Newspapers should bring suicide-by-gun ‘epidemic’ into light
You recently wrote an article regarding the sensitive issue of suicides and (why) they’re not being covered in the newspaper. It is especially difficult when the person who died is young.
I agree with much of what you wrote. But perhaps there is another way to consider this issue. I am a trauma nurse by background; the violence caused by guns, especially suicides, is horrific.
In our state, three people commit suicide every day, with a total of over 1,000 each year. In fact, our state has one of the highest suicide rates in the country.
Over half of these are committed with a gun. Sadly, some of these suicides are committed by young people, under the age of 20. Both Clark County and Skamania County rank higher in suicides than the average counties in Washington. North Clark County has had a very high incidence of youth suicides, often by gun.
Yet, as a fairly new resident to Clark County, I rarely read about this tragic “epidemic.” One has to be plugged into the school district or have a child in school to know about these incidents, as they often do not make the paper.
Perhaps newspapers need to consider HOW to report on such a sensitive, painful subject in a way that brings the problem into the light. A community can not “fix” a tragic problem it does not even know it has. The newspaper can play a key role in teaching, informing, raising awareness and helping to potentially solve this complex issue.
Joanne Pinelli, Camas

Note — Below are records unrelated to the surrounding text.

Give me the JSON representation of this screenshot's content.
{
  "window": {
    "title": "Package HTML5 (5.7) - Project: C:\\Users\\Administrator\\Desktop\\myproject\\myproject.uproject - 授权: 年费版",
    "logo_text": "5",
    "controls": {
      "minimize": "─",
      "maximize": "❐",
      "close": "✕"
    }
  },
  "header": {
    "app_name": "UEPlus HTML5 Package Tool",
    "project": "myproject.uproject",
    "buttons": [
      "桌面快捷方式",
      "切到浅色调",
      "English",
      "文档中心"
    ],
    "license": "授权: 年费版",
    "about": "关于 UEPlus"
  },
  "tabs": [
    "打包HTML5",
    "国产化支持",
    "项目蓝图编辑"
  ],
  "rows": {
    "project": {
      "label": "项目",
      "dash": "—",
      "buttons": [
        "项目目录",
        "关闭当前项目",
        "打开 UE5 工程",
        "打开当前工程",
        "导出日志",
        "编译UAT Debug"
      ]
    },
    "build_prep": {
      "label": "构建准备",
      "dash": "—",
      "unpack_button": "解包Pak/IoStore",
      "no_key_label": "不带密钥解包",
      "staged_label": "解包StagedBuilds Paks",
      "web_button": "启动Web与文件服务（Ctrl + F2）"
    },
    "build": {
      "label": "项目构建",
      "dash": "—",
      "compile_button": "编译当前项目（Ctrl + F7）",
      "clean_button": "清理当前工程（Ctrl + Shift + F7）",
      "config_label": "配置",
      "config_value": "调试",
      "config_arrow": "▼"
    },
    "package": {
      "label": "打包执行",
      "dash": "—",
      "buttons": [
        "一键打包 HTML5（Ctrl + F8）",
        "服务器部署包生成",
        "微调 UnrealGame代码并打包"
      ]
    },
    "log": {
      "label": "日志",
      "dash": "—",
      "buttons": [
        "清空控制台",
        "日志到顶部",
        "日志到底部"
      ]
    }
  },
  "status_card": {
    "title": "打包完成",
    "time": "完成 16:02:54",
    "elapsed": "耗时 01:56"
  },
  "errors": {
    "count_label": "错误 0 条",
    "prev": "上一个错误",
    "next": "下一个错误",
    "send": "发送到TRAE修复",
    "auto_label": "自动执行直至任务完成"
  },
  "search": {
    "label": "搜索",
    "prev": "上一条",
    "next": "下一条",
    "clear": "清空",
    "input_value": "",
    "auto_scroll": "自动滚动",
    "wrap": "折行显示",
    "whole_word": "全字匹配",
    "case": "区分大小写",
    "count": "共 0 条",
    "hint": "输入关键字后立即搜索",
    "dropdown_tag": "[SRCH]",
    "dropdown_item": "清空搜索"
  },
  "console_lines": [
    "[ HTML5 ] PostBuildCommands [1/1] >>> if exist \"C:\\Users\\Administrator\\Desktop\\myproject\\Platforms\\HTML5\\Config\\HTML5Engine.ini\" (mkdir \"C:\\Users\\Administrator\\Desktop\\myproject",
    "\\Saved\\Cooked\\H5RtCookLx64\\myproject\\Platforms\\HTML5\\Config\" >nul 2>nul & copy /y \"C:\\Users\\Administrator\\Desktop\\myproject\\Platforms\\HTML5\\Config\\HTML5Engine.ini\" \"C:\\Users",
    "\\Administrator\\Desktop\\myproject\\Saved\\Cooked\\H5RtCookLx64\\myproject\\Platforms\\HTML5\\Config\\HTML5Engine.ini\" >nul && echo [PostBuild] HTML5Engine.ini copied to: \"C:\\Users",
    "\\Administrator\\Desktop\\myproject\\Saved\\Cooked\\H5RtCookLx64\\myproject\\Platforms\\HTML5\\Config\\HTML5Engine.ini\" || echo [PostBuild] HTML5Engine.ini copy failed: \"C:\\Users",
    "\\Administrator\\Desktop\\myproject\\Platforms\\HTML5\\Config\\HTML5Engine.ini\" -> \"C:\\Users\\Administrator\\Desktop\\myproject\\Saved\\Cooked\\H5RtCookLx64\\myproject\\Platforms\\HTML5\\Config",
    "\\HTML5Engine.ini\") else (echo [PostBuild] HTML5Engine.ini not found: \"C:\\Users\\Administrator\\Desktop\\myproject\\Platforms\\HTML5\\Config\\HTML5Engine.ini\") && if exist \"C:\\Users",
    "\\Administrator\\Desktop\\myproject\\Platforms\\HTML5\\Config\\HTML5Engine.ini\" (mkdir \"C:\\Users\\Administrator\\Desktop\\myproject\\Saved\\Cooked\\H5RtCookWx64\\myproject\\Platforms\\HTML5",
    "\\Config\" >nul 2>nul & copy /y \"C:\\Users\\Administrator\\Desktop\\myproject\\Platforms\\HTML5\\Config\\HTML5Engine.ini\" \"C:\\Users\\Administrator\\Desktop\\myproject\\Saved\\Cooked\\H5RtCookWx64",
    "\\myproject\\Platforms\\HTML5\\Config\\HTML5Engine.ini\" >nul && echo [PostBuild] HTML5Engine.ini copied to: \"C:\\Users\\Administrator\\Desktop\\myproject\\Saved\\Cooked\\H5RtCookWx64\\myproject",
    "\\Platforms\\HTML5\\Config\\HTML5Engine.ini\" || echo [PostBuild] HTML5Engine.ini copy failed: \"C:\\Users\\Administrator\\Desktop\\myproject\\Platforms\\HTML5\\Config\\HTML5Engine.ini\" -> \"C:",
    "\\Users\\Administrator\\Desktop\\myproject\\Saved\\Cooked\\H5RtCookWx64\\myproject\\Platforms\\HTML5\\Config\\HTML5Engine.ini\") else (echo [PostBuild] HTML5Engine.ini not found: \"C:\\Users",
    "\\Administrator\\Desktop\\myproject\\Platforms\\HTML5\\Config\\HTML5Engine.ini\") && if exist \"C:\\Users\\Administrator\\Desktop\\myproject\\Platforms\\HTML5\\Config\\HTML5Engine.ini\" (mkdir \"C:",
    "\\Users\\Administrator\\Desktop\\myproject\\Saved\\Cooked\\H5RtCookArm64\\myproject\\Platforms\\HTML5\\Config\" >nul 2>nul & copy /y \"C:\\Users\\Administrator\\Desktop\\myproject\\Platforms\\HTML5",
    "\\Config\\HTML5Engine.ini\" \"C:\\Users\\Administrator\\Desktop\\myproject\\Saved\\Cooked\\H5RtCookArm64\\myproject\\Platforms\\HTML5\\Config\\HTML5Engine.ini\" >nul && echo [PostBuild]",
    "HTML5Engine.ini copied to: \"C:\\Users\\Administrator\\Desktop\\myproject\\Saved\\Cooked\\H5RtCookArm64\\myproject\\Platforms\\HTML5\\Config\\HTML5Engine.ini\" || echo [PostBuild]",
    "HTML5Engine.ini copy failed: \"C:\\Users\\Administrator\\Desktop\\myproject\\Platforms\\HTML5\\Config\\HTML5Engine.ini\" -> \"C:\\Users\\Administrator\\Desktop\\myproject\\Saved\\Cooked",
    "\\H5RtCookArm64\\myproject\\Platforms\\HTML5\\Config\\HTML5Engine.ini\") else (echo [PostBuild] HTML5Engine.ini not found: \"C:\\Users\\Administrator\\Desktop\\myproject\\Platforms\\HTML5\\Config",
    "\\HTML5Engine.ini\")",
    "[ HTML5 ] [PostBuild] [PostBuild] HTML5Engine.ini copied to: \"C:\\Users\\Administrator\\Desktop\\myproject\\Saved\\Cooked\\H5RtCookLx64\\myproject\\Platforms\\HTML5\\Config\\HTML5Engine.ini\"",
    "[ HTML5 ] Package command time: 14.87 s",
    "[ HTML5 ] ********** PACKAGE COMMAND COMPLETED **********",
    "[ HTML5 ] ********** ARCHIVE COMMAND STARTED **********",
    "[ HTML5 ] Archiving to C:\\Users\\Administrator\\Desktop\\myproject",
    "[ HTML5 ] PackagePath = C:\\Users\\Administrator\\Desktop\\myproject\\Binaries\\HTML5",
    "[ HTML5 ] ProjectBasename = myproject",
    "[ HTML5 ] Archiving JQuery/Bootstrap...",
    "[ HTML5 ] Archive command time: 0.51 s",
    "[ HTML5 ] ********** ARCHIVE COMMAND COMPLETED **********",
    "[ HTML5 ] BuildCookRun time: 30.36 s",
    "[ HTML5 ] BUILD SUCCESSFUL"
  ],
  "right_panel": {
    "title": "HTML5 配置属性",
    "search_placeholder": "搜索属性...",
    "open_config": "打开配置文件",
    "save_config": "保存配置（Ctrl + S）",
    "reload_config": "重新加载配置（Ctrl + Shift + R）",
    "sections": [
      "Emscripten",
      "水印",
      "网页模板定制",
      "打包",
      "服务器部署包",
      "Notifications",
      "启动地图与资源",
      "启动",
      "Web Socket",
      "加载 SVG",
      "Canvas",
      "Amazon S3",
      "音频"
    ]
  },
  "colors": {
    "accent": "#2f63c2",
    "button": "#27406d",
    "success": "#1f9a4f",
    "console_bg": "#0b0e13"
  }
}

Mother thanks math teacher for helping boost daughter’s confidence, skill level
National Teacher Appreciation week is May 8-12. I write to honor Renee Mongeau, my daughter Sheridan’s algebra teacher at Insight School of Washington (ISWA).
Sheridan began ISWA in January after previously attending our local brick-and-mortar school. Due to an overabundance of students at the high school, we felt that it wasn’t the best match for Sheridan’s learning style. We turned to an online virtual school program and knew things were about to change for the better as soon as Sheridan attended Mrs. Mongeau’s orientation.

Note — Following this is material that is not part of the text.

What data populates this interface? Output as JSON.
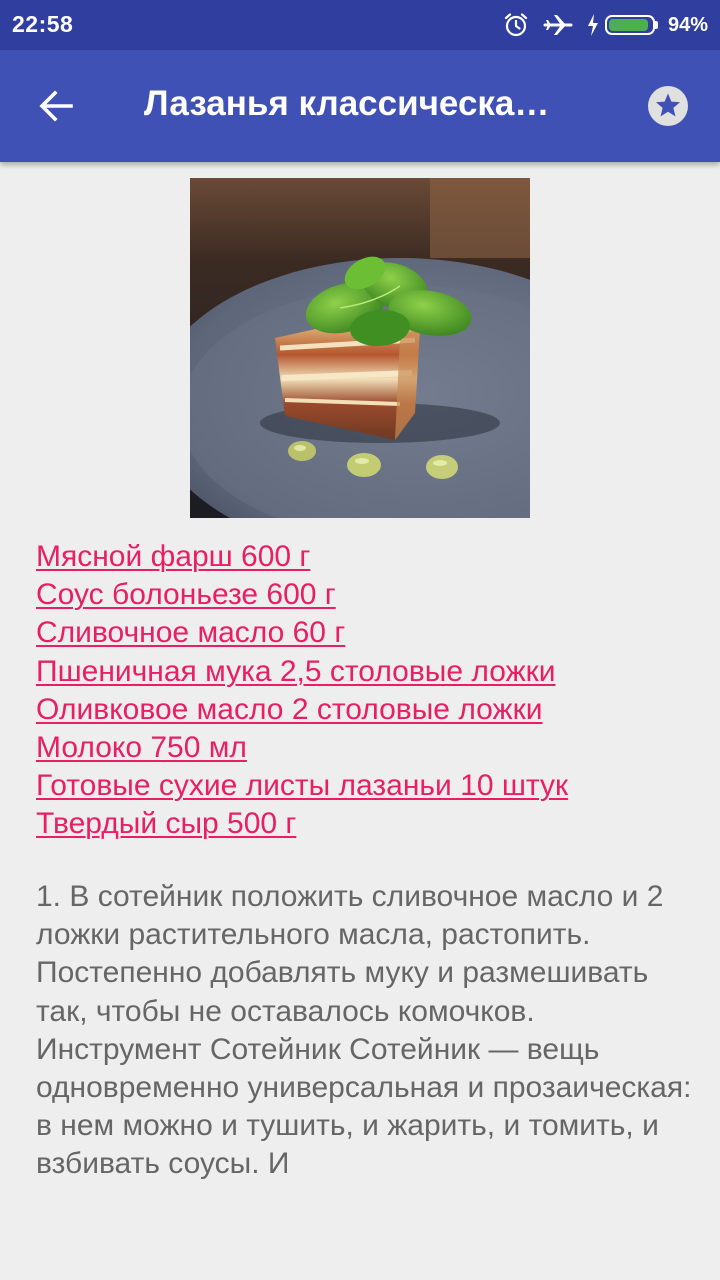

Mrs. Mongeau is so kind and patient, and she ensures that each student understands the content before moving forward. She is down-to-earth and has a great rapport with her students. Her students respect her, and she is able to hold them to task if they start getting sidetracked in the chat room. She truly is an amazing teacher!
In an age where everything is “rush, rush, rush,” Mrs. Mongeau always maintains a calm personality. She is always patient, never rushing any of her students. I am sometimes in the room when Sheridan is in her math class connect sessions, and I have never heard Mrs. Mongeau in a bad mood or heard her become impatient with the students.
I have to especially thank Mrs. Mongeau for helping Sheridan’s future. She may not know it, but since math builds upon concepts, Mrs. Mongeau has given my daughter a gift that will help her for years to come.
Before being in Mrs. Mongeau’s class, Sheridan always hated math. She was constantly overwhelmed with the standardized testing format. She would learn the information for the tests, but retention of that information never happened.
Mrs. Mongeau teaches math concepts in a fun way, and she has created a very relaxed atmosphere. She is also very encouraging and provides a safe environment for making mistakes, which in turn has helped Sheridan grasp the information. She has made my daughter confident in her math abilities for the first time ever!
Sheridan now never becomes discouraged when looking at algebra problems. She knows that if she doesn’t understand a certain concept, she can attend Mrs. Mongeau’s help sessions. Mrs. Mongeau is always willing to help until her students understand the information. This has made my daughter so much happier and less stressed out by math.
Sheridan has even said that for the first time in her life, a math teacher finally “makes math make sense.” As an artist, Sheridan is a visual learner. Mrs. Mongeau is very good at using illustrations to make sense of the math concept.
On top of Sheridan’s newfound math success, Mrs. Mongeau is teaching my daughter great life skills, such as being kind to others, being respectful, having fun, being patient and most importantly, having confidence–you can figure anything out if you take time and have patience!
I encourage everyone to support a parent’s choice in their child’s education. A virtual school program has been so influential in Sheridan’s success.
We are extremely thankful that it has provided an amazing math teacher like Mrs. Mongeau, someone who instills confidence, perseverance, and character in my daughter!
Shirley Mosley, Camas